__EXERCISE PROMPT__
Lines that contain the string "value" are the ones to list; copy all of them from the records.

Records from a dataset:
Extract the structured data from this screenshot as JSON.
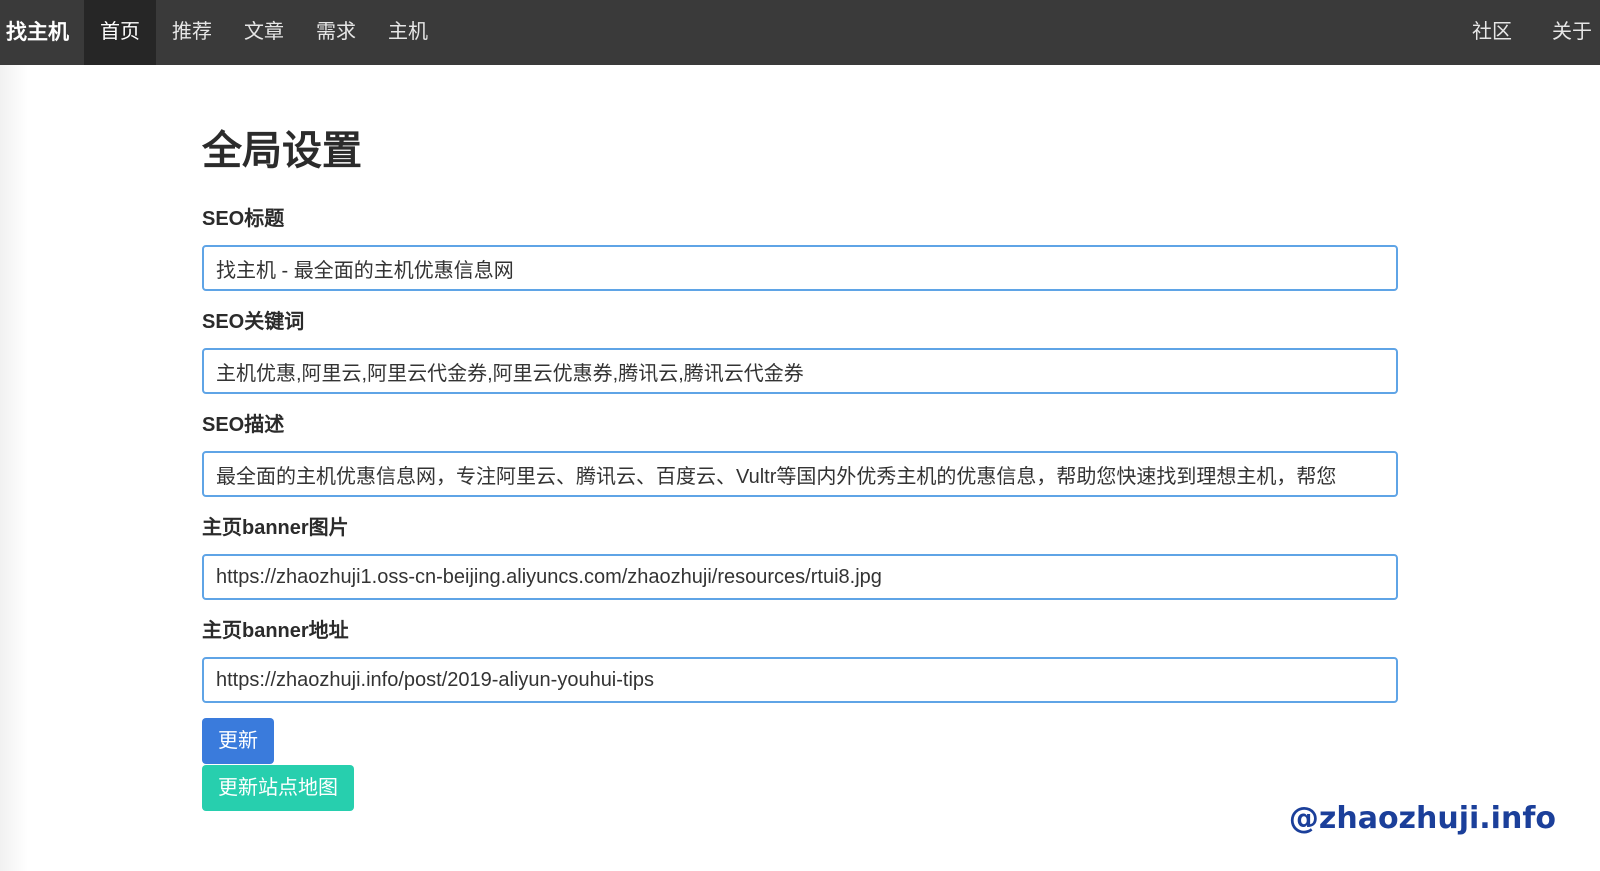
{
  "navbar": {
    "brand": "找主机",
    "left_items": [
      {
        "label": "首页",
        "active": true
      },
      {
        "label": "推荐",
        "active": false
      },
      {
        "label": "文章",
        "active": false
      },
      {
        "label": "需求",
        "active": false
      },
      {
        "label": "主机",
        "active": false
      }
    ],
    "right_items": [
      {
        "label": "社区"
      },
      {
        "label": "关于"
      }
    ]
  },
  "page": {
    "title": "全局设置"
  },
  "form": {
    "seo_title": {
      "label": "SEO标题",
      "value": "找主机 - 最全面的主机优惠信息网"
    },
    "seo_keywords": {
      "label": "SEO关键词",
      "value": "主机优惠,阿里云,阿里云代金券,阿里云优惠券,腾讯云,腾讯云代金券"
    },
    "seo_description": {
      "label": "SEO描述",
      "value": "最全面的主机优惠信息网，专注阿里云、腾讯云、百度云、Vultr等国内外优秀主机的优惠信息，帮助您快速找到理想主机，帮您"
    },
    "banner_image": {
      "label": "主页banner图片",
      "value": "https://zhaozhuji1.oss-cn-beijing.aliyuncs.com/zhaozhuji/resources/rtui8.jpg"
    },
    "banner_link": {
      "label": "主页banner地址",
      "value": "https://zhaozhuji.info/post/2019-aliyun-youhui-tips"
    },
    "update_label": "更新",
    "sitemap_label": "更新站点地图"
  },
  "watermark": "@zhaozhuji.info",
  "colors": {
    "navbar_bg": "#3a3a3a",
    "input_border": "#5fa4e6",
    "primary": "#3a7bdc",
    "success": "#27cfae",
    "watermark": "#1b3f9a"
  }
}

__TASK ANSWER__
      "value": "找主机 - 最全面的主机优惠信息网"
      "value": "主机优惠,阿里云,阿里云代金券,阿里云优惠券,腾讯云,腾讯云代金券"
      "value": "最全面的主机优惠信息网，专注阿里云、腾讯云、百度云、Vultr等国内外优秀主机的优惠信息，帮助您快速找到理想主机，帮您"
      "value": "https://zhaozhuji1.oss-cn-beijing.aliyuncs.com/zhaozhuji/resources/rtui8.jpg"
      "value": "https://zhaozhuji.info/post/2019-aliyun-youhui-tips"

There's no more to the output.